Keep it positive by focusing on how clean the playroom, or whatever room they’re tackling, will look when they’re done. Concentrate on public areas in your house, the common ground you all inhabit, where kids get the greatest sense that “we’re all in this together” and consider letting them do what they want with their bedroom. “Short of breeding MRSA (a staph bacteria), I think a child’s bedroom should be off limits to housekeeping rules,” says Carleton Kendrick, a family therapist.
Assign tasks based on your child’s age
It’s never too early to enlist your child’s assistance. Even preschoolers can put napkins on the table, help match the socks, put their toys away and help you look for specific items at the supermarket from their perch in the shopping cart.

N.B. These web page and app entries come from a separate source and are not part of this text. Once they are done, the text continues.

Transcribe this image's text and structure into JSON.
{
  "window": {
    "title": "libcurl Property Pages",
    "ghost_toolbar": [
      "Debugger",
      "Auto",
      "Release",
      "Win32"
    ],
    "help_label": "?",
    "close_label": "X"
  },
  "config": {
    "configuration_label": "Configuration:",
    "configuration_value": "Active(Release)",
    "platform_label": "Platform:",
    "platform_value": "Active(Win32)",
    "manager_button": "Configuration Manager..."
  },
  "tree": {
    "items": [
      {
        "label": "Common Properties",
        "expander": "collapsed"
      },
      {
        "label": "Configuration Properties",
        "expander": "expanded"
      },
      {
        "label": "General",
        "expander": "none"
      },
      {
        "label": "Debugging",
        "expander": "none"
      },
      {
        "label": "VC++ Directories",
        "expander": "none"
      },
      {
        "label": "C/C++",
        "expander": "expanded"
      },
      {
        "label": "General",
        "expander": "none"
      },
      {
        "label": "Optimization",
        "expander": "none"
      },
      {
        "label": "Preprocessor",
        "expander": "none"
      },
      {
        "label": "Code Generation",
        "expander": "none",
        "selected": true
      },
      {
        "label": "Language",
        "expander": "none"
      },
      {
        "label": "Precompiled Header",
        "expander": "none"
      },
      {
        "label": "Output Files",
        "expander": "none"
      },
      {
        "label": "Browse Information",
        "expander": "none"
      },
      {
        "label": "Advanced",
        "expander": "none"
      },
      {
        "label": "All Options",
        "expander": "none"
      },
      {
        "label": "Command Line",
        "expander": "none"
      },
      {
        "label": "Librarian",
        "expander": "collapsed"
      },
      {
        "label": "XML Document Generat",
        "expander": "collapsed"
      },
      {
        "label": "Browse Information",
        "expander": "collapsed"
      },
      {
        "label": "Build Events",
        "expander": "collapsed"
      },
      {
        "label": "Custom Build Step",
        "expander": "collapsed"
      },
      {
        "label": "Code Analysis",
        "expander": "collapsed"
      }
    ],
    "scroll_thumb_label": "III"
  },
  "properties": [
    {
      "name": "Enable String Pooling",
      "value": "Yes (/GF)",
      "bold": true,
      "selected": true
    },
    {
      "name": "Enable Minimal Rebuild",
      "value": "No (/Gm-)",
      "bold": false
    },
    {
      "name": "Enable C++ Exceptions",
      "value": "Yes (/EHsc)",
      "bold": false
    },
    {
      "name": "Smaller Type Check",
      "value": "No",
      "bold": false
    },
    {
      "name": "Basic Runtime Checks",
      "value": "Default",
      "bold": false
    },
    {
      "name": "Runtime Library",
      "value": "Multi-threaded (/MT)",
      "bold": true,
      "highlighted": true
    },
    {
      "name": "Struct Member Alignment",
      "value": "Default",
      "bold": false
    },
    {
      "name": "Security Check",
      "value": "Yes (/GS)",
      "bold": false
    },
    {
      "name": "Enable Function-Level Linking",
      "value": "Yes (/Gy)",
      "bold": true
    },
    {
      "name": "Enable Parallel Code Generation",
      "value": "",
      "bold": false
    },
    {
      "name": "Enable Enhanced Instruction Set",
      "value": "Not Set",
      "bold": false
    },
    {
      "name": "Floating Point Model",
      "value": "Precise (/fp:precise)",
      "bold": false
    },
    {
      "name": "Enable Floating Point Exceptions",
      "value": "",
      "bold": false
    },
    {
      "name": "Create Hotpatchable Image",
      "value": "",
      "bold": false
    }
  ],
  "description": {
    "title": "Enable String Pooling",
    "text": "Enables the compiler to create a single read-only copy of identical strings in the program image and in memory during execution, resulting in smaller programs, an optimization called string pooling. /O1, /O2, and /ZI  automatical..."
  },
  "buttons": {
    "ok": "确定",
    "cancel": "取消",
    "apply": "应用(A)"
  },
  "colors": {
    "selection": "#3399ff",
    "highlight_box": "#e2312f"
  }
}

From preschool to the lower elementary grades, do the task with them until they’re old enough to do it themselves. Even a first grader isn’t likely to clean the living room solo. Emphasize, “We’re doing this together” without getting angry. Over the years, you can expect kids to do more without your support or reminding. Eventually, the process will become ingrained and your kids will tidy up automatically. Based on your child’s age and stage, tasks they can handle (from toddlers to teens) include: • putting toys away • placing clean clothes in dresser drawers • loading and emptying the dishwasher • taking out the garbage • setting the table • vacuuming and dusting • mowing the lawn • washing the car • doing the laundry • making dinner • doing household errands Rotate chores as much as possible, given your children’s ages so that no one gets stuck with the same job. One idea? Put all the chores that need to be done into a hat. Whatever gets drawn is your child’s job for the week.
If you’re always reminding your kids to do their chores, they’ll learn to depend on you for that cue. Instead, help them remember to do tasks without prodding by teaching them to evaluate their own work. “If you go into the bathroom and see the towels on the floor again, for example, instead of saying, ‘Pick up the towels,’ ask your child, ‘What’s wrong with this picture?’”
And be sure to pile on the praise. But rather than, “You’re the greatest laundry folder in the world,” you might say, “Oh, wow! You’re doing such a great job folding all the laundry. I’m so proud of you for helping out.”
Kids love it when you recognize their contribution and honestly express gratitude; it’s a competence and confidence booster.